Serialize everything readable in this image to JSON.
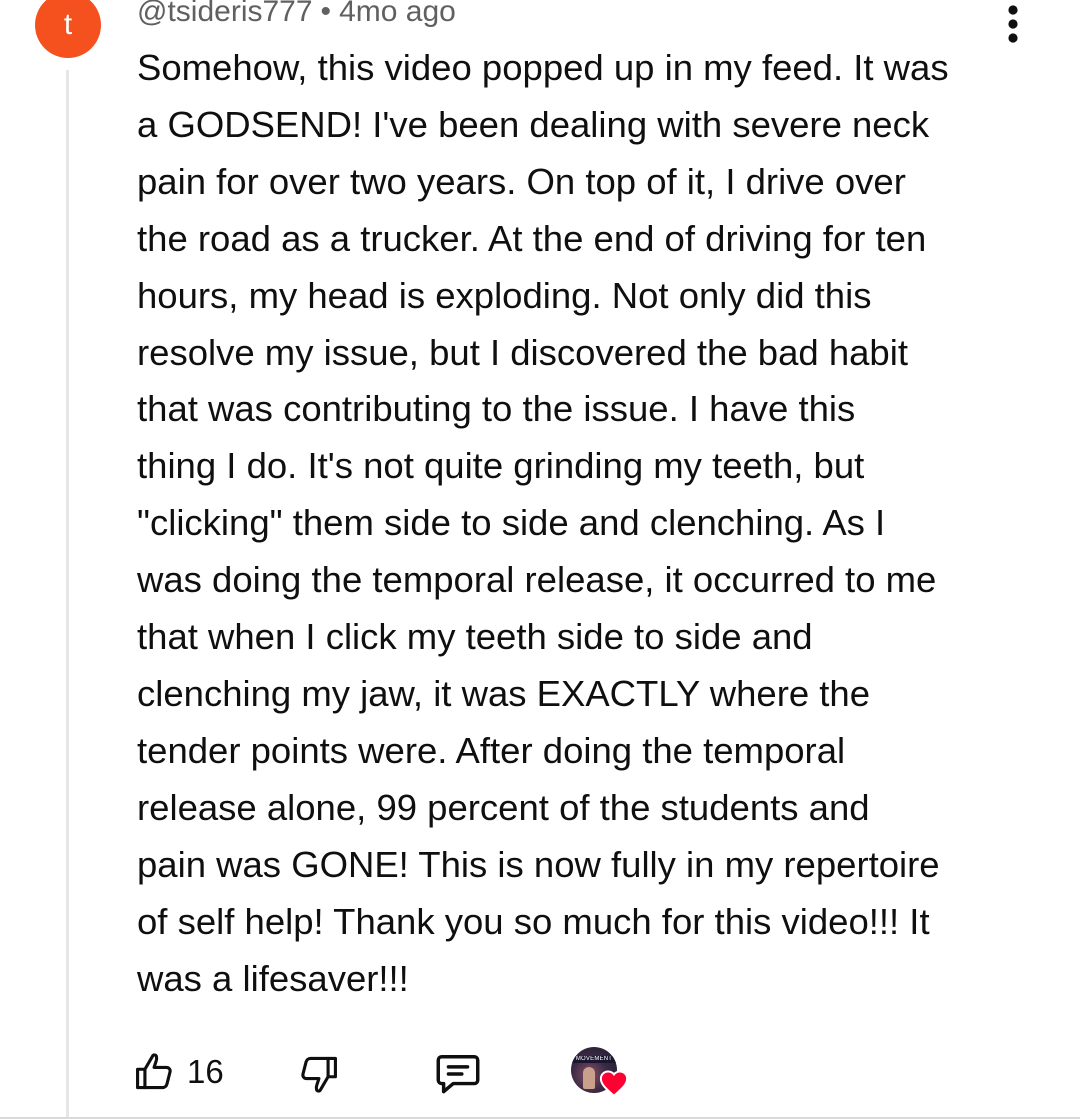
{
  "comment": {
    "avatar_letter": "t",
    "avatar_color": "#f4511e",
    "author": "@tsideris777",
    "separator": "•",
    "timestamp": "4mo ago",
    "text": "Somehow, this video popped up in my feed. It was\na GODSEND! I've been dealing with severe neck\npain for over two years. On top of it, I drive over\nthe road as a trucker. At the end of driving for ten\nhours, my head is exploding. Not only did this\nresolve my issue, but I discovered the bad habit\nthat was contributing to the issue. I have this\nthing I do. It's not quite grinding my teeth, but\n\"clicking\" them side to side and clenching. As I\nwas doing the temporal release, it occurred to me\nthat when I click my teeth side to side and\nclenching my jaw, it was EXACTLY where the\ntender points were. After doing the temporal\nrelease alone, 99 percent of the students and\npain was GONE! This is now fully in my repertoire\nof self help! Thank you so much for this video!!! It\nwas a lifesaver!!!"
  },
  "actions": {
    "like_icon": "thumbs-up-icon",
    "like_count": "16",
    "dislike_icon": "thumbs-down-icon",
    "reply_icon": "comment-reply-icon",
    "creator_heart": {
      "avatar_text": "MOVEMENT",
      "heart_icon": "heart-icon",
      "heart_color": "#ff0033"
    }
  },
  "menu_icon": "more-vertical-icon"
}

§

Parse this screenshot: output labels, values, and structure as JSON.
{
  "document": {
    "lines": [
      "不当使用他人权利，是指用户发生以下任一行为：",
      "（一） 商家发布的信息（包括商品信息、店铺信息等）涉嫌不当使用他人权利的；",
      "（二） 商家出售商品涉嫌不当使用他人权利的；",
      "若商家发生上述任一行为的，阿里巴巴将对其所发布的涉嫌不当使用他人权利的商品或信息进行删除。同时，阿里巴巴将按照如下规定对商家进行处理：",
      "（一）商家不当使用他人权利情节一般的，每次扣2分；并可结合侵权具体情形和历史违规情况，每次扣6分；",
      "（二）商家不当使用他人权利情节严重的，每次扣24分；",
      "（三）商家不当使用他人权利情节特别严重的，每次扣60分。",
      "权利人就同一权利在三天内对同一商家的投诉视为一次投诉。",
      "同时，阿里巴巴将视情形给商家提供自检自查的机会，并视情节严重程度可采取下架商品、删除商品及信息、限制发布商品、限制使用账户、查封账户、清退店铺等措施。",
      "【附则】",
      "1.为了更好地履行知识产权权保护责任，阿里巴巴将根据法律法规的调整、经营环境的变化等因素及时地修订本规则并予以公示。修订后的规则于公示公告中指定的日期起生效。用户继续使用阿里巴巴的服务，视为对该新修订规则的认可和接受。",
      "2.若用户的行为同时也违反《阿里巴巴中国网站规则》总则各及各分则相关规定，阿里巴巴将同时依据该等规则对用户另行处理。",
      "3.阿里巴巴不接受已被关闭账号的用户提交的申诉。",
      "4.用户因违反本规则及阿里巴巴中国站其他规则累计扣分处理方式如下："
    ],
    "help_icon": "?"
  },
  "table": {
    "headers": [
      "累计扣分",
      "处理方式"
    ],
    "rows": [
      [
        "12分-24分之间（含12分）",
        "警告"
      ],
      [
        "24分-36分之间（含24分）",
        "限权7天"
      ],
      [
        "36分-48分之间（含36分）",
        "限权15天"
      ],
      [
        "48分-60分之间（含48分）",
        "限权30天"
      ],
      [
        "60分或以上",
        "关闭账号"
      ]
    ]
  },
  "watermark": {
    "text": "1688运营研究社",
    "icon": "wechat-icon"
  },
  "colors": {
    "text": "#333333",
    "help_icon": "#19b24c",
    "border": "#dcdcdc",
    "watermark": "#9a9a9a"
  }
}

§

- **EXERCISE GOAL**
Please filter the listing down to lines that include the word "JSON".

- **EXERCISE RESPONSE**
Serialize everything readable in this image to JSON.
Parse this screenshot: output labels, values, and structure as JSON.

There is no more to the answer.